When a thief targets a house, one of the most obvious areas that they’ll search for a weakness is in the doors. You may merely upgrade the locks however there are extra things that you will do even on a budget that can reinforce your doors for higher security.
Criminals now no longer spend the time that they perhaps once did in order to choose the lock and gain a quiet entry. Now, they’ll merely kick the door in if need be and not care regarding the noise that they make. During this guide we will be looking at some alterations that you will build to strengthen your home.
Deadbolt strike plate
This is the piece of metal wherever the deadbolt latch secures in to the door frame. These aren’t usually very robust at all and are sometimes only ever any good for holding the door closed. It’d not take a really strong kick to get through this alone during a forced entry. The strike plate should be replaced for a stronger box strike model with longer screws and a full metal enclosure.
By replacing your strike plate you’re adding security however that alone won’t stop a determined thief as the strike plate is sometimes only attached to wood that’s around an inch thick. It should take a lot of effort but the door can still be kicked in.
This is where a door reinforcement kit comes in to play to allow the door to resist forceful entry. I like to recommend looking in to purchasing a Door Devil or a Strike Master II that adds a layer of steel to prevent the frames from splitting.
Replace the Doors
Now i would like to talk regarding the doors themselves.
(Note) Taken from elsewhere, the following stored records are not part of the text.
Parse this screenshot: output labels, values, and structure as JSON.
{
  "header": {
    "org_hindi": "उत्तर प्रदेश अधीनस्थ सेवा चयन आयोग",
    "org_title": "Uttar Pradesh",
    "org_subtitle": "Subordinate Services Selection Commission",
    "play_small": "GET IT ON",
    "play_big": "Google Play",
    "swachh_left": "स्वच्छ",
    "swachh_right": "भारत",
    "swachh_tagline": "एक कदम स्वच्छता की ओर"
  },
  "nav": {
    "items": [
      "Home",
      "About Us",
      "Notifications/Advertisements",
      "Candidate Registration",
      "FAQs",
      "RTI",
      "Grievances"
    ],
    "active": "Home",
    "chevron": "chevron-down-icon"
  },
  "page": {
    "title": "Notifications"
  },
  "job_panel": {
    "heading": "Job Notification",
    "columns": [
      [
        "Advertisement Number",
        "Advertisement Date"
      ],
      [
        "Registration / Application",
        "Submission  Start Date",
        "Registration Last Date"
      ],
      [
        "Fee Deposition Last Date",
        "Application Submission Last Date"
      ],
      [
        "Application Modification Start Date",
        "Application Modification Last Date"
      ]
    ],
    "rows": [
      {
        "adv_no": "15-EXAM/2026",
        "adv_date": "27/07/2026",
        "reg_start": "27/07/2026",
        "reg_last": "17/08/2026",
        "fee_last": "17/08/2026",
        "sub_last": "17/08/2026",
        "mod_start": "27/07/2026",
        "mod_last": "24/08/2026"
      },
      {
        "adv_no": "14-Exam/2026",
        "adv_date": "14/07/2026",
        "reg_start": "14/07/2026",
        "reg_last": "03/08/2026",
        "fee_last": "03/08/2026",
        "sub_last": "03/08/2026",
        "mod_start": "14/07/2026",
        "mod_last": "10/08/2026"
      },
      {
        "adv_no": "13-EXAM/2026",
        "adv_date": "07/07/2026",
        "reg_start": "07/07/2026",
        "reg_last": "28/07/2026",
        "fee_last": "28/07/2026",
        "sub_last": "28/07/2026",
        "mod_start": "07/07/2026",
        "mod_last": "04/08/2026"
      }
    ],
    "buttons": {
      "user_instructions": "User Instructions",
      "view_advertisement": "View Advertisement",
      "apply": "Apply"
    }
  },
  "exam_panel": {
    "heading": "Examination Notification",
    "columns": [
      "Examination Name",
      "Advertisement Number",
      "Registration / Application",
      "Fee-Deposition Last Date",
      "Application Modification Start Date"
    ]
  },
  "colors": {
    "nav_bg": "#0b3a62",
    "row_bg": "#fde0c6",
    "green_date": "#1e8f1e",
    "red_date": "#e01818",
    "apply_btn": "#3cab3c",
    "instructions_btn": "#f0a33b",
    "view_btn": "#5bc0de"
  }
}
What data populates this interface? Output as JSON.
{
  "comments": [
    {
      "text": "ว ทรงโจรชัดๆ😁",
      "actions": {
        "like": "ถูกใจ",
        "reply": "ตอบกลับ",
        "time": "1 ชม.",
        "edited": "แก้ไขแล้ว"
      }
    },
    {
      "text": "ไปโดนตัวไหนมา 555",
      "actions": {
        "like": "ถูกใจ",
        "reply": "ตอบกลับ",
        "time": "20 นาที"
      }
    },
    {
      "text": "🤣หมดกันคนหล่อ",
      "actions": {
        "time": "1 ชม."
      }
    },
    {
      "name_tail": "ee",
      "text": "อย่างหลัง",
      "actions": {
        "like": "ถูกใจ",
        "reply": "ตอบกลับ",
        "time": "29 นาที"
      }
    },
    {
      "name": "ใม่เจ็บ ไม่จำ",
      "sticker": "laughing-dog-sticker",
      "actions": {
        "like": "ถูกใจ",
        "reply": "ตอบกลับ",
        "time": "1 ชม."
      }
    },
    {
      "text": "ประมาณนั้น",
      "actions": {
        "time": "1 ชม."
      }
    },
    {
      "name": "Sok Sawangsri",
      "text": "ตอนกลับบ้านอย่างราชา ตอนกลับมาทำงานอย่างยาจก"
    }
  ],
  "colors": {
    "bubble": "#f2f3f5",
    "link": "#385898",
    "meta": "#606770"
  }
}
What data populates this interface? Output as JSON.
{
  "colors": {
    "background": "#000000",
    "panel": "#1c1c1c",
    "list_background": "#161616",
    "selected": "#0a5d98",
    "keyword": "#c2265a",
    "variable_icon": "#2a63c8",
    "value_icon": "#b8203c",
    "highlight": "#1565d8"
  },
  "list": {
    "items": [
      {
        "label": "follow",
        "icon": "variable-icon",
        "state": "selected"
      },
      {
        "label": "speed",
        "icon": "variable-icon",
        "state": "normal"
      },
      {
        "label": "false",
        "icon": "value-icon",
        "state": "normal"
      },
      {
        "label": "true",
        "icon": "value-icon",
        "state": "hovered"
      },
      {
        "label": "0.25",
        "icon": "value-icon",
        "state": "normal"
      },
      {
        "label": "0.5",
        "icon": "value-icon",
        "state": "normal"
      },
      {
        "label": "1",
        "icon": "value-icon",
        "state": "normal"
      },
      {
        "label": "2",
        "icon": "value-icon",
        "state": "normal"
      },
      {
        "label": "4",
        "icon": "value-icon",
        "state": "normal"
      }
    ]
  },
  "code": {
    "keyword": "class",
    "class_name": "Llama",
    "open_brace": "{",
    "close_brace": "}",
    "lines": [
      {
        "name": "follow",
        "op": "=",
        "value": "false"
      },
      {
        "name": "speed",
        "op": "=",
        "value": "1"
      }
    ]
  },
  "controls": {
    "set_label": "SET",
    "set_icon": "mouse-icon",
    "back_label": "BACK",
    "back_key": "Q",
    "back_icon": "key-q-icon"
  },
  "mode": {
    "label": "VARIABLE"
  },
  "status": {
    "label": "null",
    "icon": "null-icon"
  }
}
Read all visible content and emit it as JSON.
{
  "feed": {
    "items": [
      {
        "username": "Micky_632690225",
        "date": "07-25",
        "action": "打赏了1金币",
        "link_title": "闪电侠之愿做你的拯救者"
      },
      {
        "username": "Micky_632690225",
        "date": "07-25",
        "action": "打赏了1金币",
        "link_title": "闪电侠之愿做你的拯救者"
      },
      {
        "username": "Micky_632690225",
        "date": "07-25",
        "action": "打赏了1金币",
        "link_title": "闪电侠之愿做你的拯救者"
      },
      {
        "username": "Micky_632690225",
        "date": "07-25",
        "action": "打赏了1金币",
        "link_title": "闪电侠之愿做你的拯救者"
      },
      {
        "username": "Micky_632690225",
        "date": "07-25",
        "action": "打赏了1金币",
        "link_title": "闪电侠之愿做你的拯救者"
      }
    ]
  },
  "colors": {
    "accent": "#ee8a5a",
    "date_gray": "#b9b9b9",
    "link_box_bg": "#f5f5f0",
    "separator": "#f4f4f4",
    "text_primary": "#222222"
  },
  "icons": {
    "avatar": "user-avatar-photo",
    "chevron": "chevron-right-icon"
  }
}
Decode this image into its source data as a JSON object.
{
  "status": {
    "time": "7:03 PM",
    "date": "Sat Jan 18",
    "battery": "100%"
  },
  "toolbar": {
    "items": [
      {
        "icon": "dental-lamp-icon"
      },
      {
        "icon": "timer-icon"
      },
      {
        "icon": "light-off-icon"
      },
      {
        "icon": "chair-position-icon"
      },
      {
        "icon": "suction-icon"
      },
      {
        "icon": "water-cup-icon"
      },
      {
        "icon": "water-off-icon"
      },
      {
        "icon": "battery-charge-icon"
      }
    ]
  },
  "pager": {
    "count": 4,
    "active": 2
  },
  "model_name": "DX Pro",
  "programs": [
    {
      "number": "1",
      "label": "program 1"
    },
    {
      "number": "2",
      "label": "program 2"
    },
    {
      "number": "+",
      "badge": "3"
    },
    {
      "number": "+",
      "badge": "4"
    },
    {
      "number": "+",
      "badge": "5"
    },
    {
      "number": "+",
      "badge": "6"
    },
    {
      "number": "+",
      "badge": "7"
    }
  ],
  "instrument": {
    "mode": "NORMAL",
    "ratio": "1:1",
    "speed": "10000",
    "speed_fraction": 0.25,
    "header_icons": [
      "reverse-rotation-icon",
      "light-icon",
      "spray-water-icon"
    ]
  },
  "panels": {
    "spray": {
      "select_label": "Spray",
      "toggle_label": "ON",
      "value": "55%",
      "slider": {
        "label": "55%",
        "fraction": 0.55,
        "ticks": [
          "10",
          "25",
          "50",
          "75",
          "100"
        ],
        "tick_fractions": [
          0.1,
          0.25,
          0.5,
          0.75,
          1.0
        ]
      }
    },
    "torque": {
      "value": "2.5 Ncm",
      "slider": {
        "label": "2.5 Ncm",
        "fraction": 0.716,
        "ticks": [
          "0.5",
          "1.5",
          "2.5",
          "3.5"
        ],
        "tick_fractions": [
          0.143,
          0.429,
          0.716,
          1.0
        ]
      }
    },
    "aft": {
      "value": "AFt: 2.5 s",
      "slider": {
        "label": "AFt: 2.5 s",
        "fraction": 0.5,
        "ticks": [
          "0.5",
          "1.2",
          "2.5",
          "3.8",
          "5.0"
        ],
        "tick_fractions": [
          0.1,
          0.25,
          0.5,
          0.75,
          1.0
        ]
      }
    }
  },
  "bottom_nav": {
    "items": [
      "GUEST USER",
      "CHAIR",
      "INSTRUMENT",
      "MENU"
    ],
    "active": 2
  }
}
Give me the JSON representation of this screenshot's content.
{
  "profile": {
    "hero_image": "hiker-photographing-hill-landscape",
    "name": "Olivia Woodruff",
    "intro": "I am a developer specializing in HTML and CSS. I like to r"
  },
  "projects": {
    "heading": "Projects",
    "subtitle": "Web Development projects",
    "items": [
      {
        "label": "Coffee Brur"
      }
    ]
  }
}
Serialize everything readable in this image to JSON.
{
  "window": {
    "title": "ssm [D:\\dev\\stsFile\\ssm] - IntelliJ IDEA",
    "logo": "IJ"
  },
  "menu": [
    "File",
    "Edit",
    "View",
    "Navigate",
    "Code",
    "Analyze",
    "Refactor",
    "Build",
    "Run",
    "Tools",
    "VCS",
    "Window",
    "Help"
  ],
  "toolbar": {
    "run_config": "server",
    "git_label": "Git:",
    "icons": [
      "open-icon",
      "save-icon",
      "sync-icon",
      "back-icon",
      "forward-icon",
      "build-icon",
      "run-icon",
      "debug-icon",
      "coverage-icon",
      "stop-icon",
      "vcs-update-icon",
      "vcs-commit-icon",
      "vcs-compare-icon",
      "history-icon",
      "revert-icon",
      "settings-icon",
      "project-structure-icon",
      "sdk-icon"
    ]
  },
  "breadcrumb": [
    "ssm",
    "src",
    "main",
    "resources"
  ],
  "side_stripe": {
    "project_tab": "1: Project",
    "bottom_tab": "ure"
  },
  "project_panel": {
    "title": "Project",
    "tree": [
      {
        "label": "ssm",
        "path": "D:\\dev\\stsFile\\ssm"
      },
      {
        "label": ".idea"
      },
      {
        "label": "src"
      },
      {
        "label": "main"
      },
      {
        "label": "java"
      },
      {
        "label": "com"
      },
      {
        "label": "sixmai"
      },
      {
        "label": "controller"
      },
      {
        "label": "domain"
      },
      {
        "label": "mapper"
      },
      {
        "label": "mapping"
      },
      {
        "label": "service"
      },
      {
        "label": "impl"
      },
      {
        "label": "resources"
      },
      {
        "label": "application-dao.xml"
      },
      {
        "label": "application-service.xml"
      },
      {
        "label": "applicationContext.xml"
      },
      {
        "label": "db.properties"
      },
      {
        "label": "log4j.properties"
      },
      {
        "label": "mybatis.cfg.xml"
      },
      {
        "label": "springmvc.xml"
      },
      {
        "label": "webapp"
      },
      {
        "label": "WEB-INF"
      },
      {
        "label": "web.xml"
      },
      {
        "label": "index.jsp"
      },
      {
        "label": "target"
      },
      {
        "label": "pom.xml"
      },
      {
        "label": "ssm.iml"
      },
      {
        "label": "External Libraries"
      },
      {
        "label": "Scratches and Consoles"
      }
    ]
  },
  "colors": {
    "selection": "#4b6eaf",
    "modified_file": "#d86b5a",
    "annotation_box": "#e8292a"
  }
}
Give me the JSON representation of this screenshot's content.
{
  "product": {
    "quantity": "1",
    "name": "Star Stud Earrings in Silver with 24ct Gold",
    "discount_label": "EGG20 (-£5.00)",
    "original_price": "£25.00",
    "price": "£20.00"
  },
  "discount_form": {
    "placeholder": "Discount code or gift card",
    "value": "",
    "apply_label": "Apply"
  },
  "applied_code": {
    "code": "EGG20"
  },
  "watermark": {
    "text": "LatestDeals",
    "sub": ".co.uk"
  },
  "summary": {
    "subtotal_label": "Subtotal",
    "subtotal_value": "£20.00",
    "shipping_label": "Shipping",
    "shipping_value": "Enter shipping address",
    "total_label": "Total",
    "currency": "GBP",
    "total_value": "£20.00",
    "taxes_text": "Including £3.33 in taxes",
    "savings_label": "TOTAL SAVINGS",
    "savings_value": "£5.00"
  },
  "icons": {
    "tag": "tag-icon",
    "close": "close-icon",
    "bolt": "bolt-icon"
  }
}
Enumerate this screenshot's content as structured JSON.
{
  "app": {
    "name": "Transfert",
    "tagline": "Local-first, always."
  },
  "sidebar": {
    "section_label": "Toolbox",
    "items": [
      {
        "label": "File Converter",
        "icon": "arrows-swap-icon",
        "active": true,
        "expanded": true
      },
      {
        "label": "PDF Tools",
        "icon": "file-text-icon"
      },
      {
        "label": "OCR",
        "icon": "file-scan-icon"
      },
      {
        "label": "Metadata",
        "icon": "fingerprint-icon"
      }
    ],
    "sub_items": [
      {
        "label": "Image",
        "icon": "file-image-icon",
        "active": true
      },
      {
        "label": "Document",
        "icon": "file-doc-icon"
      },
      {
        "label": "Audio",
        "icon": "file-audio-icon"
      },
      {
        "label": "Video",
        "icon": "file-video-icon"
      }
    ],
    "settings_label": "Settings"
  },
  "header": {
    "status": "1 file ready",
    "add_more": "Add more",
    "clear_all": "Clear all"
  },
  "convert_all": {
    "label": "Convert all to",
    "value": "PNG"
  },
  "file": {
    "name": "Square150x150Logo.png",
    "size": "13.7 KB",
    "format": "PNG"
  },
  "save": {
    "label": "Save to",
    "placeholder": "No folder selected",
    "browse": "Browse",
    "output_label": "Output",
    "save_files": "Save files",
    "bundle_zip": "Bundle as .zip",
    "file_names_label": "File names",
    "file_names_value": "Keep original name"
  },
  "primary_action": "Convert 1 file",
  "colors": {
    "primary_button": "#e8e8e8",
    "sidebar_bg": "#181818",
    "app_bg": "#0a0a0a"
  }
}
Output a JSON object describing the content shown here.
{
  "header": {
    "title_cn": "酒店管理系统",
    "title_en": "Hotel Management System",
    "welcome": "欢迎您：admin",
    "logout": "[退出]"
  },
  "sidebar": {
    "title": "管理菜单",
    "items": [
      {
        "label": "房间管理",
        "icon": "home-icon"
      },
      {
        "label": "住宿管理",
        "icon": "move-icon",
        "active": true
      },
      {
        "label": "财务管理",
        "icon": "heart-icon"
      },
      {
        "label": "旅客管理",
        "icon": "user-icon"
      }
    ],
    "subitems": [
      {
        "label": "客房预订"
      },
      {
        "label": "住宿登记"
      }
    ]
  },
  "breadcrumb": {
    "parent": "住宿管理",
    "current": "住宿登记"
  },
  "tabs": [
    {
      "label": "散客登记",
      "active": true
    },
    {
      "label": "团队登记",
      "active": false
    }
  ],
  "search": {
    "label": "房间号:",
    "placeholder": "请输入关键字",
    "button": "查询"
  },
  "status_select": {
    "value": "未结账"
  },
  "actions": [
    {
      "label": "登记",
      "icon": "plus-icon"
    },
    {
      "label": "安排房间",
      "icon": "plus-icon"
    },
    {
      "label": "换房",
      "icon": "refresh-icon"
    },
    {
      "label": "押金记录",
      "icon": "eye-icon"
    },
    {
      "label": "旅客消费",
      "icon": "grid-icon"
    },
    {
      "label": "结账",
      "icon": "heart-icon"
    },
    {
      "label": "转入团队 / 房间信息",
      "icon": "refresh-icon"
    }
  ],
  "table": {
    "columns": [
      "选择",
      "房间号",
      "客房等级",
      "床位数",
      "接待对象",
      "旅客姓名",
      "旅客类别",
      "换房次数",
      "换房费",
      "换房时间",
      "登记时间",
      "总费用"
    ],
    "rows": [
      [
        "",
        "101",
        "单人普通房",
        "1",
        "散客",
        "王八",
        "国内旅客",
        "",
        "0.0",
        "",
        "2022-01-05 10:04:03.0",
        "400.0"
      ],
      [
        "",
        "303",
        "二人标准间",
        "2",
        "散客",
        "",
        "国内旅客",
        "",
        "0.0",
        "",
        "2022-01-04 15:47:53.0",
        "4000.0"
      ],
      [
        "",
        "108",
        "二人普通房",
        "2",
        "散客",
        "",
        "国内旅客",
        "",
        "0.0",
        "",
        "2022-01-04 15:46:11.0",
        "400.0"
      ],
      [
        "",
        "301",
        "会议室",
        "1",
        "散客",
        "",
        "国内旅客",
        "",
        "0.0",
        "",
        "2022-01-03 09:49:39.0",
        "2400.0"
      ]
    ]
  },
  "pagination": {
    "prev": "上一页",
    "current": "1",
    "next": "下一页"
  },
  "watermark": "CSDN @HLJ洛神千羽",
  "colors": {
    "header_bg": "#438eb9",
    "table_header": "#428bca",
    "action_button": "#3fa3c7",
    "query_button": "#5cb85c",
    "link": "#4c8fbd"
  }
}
If your entry doors ar hollow core they need to get replaced as soon as possible with either solid wood doors or metal doors. These do come at an expense but are a lot stronger than hollow core models. For the most effective protection, look for models that are hurricane-rated.
If the hinges of your doors are exposed they need to be modified. If a door swings outwards when it’s opened, a thief will attack the weak points which are the hinges. You’ve got three choices in this case: setscrew in the hinge, fast-riveted pins, and safety studs. Whichever choice you select, the hinges will be protected from an intruder.